Deep pockets, multichannel expertise and access to markets are all coming together to make PayPal and iZettle look very much like a formidable global competitor to Square.

PayPal announced last week that it plans to acquire Stockholm-based iZettle for $2.2 billion in a transaction the company said was the largest in its history. Both companies operate as payment facilitators, and both have carved out niches among small businesses.

For PayPal, online payments have been a core part of its value proposition, while iZettle has made its mark primarily with in-store payments in Europe and Latin America.

This acquisition is the latest in a string of deals in which key players are combining expertise and market coverage to adapt to a rapidly evolving payments environment. In this space, expansion and growth often come down to the question: Who can serve small businesses best?

“The payments industry is definitely hot in terms of interest, and there’s lots of opportunity to really influence the structure of how the landscape will look in the future,” Keefe, Bruyette & Woods (KBW) analyst Sanjay Sakhrani told PaymentFacilitator.

“I think part of the strategy behind why PayPal bought iZettle vs doing something de novo or buying a smaller player was that it got them into the European market in a very scaled way at the point of sale with micromerchants.”

PayPal highlighted this point in its announcement as well, touting the deal as a way to strengthen its platform “to help millions of small businesses around the world grow and thrive in an omnichannel retail environment.”

“Small businesses are the engine of the global economy and we are continuing to expand our platform to help them compete and win online, in-store and via mobile,” CEO Dan Schulman said in the release.

He went on to highlight what he called the companies’ “shared mission, values and culture—and complementary product offerings and geographies.”

“With nearly half a million merchants on their platform, Jacob de Geer and his team add best-in-class capabilities and talent that will expand PayPal’s market opportunity to be a global one-stop solution for omnichannel commerce,” he said.

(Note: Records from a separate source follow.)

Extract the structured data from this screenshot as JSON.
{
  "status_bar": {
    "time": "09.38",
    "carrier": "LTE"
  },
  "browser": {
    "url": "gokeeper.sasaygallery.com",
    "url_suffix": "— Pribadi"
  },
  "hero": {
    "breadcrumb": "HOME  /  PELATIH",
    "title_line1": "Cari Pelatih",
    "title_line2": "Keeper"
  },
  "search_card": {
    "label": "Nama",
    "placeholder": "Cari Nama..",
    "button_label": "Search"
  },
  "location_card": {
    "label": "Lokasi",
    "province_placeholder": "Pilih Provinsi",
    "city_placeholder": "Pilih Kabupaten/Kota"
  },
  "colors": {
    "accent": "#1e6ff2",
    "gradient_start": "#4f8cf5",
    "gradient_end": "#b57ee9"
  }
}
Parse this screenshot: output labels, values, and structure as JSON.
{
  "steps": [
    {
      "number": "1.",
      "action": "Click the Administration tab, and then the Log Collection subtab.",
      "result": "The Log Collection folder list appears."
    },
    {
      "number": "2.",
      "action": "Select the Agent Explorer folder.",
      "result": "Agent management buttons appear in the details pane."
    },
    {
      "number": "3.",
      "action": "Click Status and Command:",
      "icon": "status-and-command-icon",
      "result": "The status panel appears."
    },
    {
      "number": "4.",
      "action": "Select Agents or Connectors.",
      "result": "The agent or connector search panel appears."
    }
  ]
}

Those robust omnichannel capabilities are a key part of this combination’s strength, Sakhrani said.

“Ultimately, it’s not just about the hardware at the point of sale,” he said. “It’s going to be about the technology behind it and the software as we bridge offline with online. And in that regard, PayPal has a lot more scale and experience, so to the extent that they can make it come together for micromerchants – and then build off that for larger merchants – I think that can be incremental.”

Even with a $2.2 billion price tag, the deal makes sense, Sakhrani said, especially considering the rate at which iZettle has been growing.

According to the announcement, iZettle has grown revenue at a CAGR of approximately 60% from 2015 to 2017. The company expects to process about $6 billion in total payments volume during 2018.

Backed by PayPal’s formidable resources, the combined company can more easily fund growth initiatives that take its omnichannel strategy to other markets, strengthening its position against Square, Sakhrani said.

For its part, Square has been boosting its omnichannel capabilities as well, acquiring web provider Weebly earlier this month.

But even while the battle intensifies, no one can be counted out.

“While the acquisition of iZettle by PayPal could increase the competitive intensity, we think there is still a lot of room for all market participants to grow particularly on the integrated payments side,” Sakhrani wrote in a note about the deal.

This announcement follows an active year in which even dominant legacy payments companies like First Data and TSYS used acquisitions as a way to adapt to quickly changing demands.